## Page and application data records
*****

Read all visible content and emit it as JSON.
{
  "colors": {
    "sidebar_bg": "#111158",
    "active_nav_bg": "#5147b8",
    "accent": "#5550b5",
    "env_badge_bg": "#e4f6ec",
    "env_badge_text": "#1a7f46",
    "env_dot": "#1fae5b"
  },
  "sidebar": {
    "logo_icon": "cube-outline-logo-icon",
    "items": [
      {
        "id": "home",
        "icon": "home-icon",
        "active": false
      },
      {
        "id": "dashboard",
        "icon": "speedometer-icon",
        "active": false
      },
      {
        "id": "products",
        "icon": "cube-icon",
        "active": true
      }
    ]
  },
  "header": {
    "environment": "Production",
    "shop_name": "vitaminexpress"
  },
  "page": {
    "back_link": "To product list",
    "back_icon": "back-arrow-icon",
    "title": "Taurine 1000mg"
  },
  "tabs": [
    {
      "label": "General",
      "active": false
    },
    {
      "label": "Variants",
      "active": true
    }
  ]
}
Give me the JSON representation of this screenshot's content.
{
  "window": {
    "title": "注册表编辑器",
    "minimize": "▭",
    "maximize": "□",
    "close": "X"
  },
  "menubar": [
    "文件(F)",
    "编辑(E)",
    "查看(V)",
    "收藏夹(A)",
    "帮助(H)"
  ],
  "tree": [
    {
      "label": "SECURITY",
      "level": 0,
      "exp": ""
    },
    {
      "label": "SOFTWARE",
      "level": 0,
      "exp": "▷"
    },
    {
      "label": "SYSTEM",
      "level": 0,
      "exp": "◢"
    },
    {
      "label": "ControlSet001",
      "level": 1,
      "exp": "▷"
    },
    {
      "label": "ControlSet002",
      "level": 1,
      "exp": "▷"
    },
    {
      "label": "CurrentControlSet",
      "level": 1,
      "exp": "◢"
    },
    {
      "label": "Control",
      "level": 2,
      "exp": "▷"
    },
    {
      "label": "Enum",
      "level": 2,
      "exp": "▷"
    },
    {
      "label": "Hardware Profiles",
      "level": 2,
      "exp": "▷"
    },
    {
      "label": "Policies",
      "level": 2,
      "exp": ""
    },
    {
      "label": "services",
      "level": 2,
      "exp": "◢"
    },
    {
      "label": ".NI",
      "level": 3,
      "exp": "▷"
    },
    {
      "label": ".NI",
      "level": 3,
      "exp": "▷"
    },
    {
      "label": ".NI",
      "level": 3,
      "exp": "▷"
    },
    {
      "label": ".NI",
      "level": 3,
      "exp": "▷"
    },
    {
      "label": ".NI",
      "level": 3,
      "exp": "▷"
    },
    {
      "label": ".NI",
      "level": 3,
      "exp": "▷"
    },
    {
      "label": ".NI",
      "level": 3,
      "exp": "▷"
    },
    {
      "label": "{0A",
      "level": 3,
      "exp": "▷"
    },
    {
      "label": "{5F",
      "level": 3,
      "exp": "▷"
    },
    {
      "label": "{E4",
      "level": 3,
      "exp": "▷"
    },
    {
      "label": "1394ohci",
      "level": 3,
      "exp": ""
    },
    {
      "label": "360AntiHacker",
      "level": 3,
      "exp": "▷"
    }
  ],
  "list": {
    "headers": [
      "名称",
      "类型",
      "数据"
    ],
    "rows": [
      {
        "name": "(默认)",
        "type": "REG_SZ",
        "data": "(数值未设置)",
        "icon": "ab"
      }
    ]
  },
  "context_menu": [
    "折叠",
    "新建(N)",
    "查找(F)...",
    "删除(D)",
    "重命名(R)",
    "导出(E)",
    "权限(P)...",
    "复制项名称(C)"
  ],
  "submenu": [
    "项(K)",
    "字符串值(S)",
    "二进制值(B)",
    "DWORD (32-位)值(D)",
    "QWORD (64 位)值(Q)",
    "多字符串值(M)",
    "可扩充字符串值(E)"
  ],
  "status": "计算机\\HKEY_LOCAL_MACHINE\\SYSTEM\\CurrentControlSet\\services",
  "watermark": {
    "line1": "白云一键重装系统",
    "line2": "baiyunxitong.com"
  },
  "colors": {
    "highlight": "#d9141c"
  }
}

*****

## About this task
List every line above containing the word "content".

## Your response
Read all visible content and emit it as JSON.
Give me the JSON representation of this screenshot's content.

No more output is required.